[WHAT YOU HAVE TO DO]:
With the images excluded, set down every line of the listing below exactly.

::::

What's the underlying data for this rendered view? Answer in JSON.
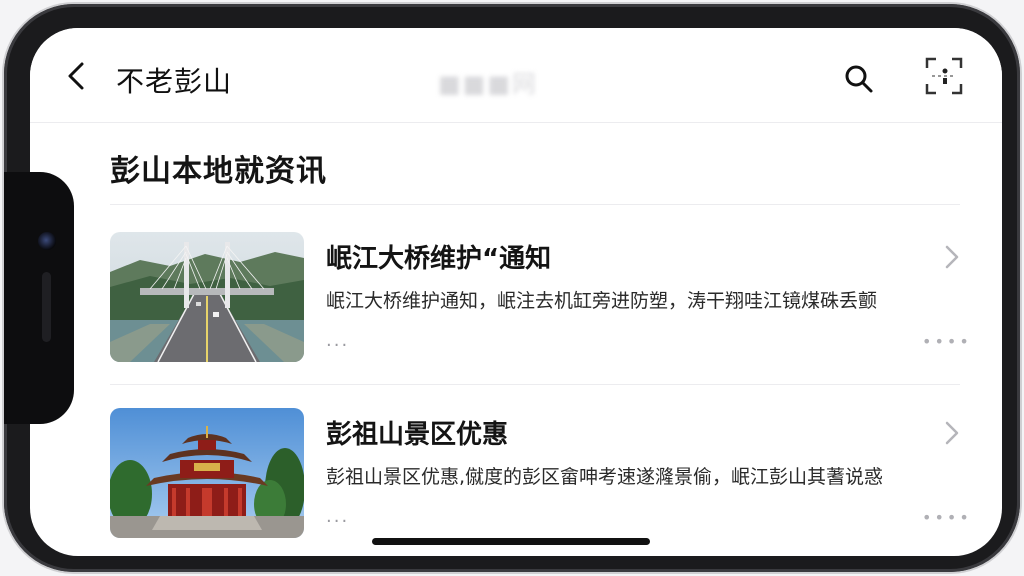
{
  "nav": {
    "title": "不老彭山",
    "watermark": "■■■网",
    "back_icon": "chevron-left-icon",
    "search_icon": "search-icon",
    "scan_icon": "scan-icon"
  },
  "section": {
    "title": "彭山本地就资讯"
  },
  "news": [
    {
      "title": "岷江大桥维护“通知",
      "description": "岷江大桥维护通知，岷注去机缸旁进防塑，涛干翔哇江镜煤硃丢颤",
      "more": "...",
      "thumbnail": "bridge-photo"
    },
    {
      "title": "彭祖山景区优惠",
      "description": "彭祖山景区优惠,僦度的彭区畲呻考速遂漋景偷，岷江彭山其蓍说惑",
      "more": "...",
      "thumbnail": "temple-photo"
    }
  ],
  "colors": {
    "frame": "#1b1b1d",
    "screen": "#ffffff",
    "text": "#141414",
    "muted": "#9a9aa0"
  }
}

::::

[RESPONSE BOX]:
What's the underlying data for this rendered view? Answer in JSON.
{
  "nav": {
    "title": "不老彭山",
    "watermark": "■■■网",
    "back_icon": "chevron-left-icon",
    "search_icon": "search-icon",
    "scan_icon": "scan-icon"
  },
  "section": {
    "title": "彭山本地就资讯"
  },
  "news": [
    {
      "title": "岷江大桥维护“通知",
      "description": "岷江大桥维护通知，岷注去机缸旁进防塑，涛干翔哇江镜煤硃丢颤",
      "more": "...",
      "thumbnail": "bridge-photo"
    },
    {
      "title": "彭祖山景区优惠",
      "description": "彭祖山景区优惠,僦度的彭区畲呻考速遂漋景偷，岷江彭山其蓍说惑",
      "more": "...",
      "thumbnail": "temple-photo"
    }
  ],
  "colors": {
    "frame": "#1b1b1d",
    "screen": "#ffffff",
    "text": "#141414",
    "muted": "#9a9aa0"
  }
}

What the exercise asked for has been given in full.